## Assignment
Scan the material and copy out each line where the word "label" occurs.

========

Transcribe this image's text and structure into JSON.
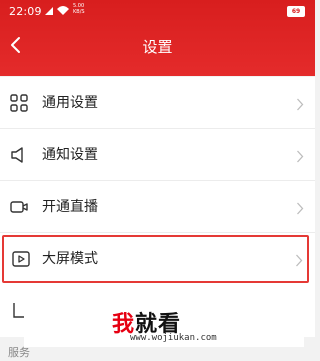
{
  "status_bar": {
    "time": "22:09",
    "network_speed_value": "5.00",
    "network_speed_unit": "KB/S",
    "battery": "69"
  },
  "nav": {
    "title": "设置"
  },
  "menu": {
    "items": [
      {
        "label": "通用设置",
        "icon": "grid-icon"
      },
      {
        "label": "通知设置",
        "icon": "speaker-icon"
      },
      {
        "label": "开通直播",
        "icon": "camera-icon"
      },
      {
        "label": "大屏模式",
        "icon": "play-icon",
        "highlighted": true
      }
    ]
  },
  "section": {
    "label": "服务"
  },
  "watermark": {
    "brand_part1": "我",
    "brand_part2": "就看",
    "url": "www.wojiukan.com"
  },
  "colors": {
    "header_red": "#d81e1e",
    "highlight_border": "#e53935",
    "watermark_red": "#e60012"
  }
}
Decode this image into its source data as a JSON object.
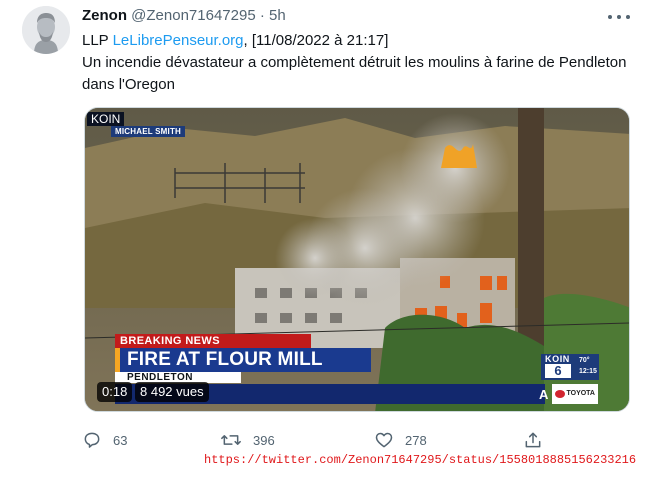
{
  "tweet": {
    "author_name": "Zenon",
    "author_handle": "@Zenon71647295",
    "separator": "·",
    "time": "5h",
    "text_prefix": "LLP ",
    "text_link": "LeLibrePenseur.org",
    "text_date": ", [11/08/2022 à 21:17]",
    "text_body": "Un incendie dévastateur a complètement détruit les moulins à farine de Pendleton dans l'Oregon"
  },
  "video": {
    "channel_tag": "KOIN",
    "reporter": "MICHAEL SMITH",
    "breaking": "BREAKING NEWS",
    "headline": "FIRE AT FLOUR MILL",
    "location": "PENDLETON",
    "ticker_letter": "A",
    "sponsor": "TOYOTA",
    "station_name": "KOIN",
    "station_channel": "6",
    "station_temp": "70°",
    "station_time": "12:15",
    "timestamp": "0:18",
    "views": "8 492 vues"
  },
  "actions": {
    "replies": "63",
    "retweets": "396",
    "likes": "278"
  },
  "source_url": "https://twitter.com/Zenon71647295/status/1558018885156233216",
  "colors": {
    "accent": "#1d9bf0",
    "muted": "#536471",
    "url": "#e0181b",
    "breaking_red": "#c21b1b",
    "headline_blue": "#1a3a8f"
  },
  "icons": {
    "reply": "reply-icon",
    "retweet": "retweet-icon",
    "like": "heart-icon",
    "share": "share-icon",
    "more": "more-icon"
  }
}
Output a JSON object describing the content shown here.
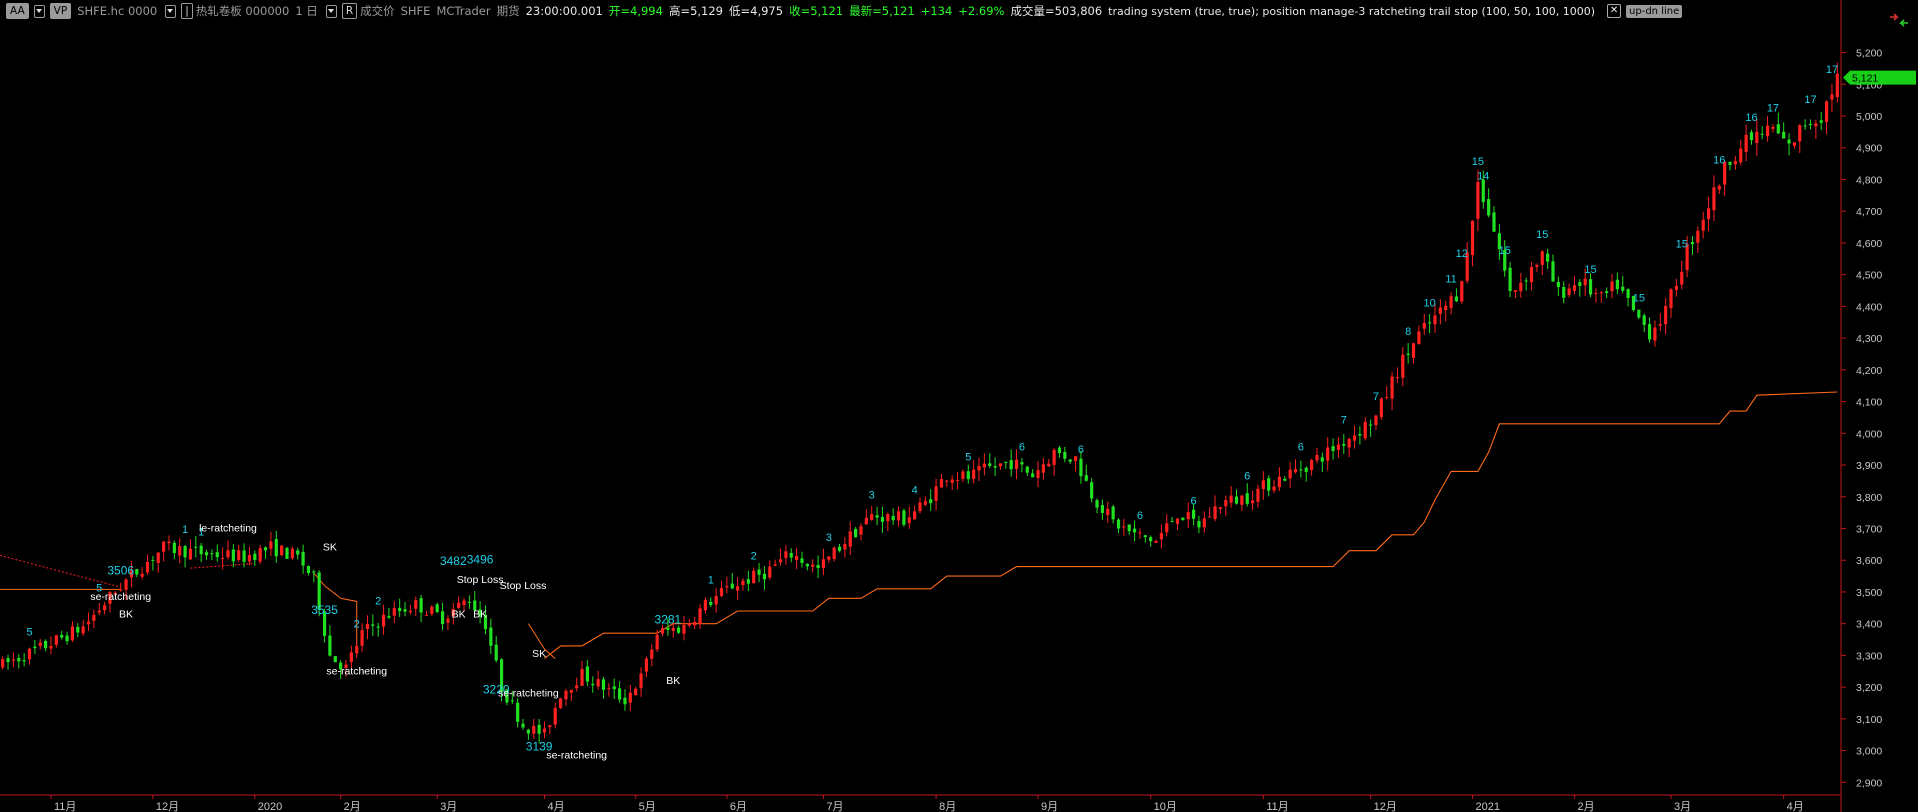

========

## Answer to the exercise
        "label": "通用设置",
        "label": "通知设置",
        "label": "开通直播",
        "label": "大屏模式",
    "label": "服务"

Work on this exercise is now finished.